The buzz saw snarled and rattled in the yard
And made dust and dropped stove-length sticks of wood,
Sweet-scented stuff when the breeze drew across it.
And from there those that lifted eyes could count
Five mountain ranges one behind the other
Under the sunset far into Vermont.
And the saw snarled and rattled, snarled and rattled,
As it ran light, or had to bear a load.
And nothing happened: day was all but done.
Call it a day, I wish they might have said
To please the boy by giving him the
That a boy counts so much when saved from work.
His sister stood beside him in her apron
To tell them ‘Supper.’ At the word, the saw,
As if to prove saws know what supper meant,
Leaped out at the boy’s hand, or seemed to leap—
He must have given the hand. However it was,
Neither refused the meeting. But the hand!
The boy’s first outcry was a rueful laugh,
As he swung toward them holding up the hand
Half in appeal, but half as if to keep
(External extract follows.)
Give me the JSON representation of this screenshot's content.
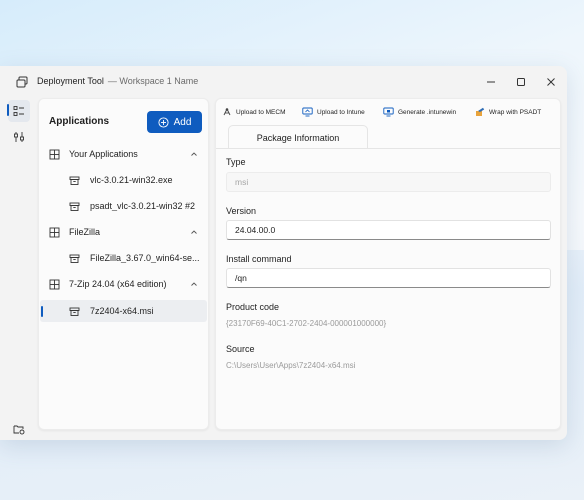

The life from spilling. Then the boy saw all—
Since he was old enough to know,
Doing a man’s work, though a child at heart—
He saw all was spoiled. ‘Don’t let him cut my hand off—
The doctor, when he comes. Don’t let him, sister!’
So. But the hand was gone already.
The doctor put him in the dark of ether.
He lay and puffed his lips out with his breath.
And then—the watcher at his pulse took fright.
No one believed. They listened to his heart.
Little—less—nothing!—and that ended it.
No more to build on there. And they, since they
Were not the one dead, turned to their affairs.
Out, out, by Robert Frost was a very unique poem for me to read. It seemed to be telling a story, which I have found to be rare in poetry. In this specific poem, the story seems to be a little boy who is trying to act older than his age and use a saw. I was lead to believe this by reading the very first line: "the buzz saw snarled and rattled in the yard". Soon after, the boys sister calls for him so he can eat dinner. At this point, it seemed that the boy mishandled the saw.
I really liked the line "As if to prove saws know what supper meant,
Leaped out at the boy’s hand, or seemed to leap". This helped me imagine the situation at hand. The saw was mishandled by the boy, and frosts use of the word "leap" perfectly portrays the fumbling of the saw.
Soon after, it would appear that the boy was taken to a hospital of some sort. Or it is even possible that the doctor was coming to the boy since he said "when he comes, don't let him. . . " The boy pleads to not have his hand cut off. The line "but the hand was gone already" was very confusing to me at first. But, after reading it out loud a few times, I came up with an interpretation. I thought that line meant that the boy had already lost too much blood that it wouldn't matter if his hand got amputated or not. It seems that Frost was trying to make it seem like it was a lost cause.
The end of the poem seems to be showing the boy's death. The lines "no one believed. They listened to his heart. Little-less-nothing!- and that ended it." Showed the boy's last seconds. This ending was different from most poems I have seen. The very last line "since they were not the ones dead, turned to their affairs" seemed to dismiss the boys death in a way. I read it as "were not the ones that died let's move on with our lives" it just seemed to have a very dark ending.
When I read this poem it seemed like the story wasn't too personal to Frost. I feel like this is a story of someone who might have lived near him when he was a kid, but someone he wasn't emotionally attached to. There simply wasn't enough emotional language in the poem to lead someone to believe that he know the person who had their hand cut off, and eventually died.
All in all, this poem was very unique. It showed me that poetry can be used to tell a story. Frost's story had an interesting point of view, and had many details.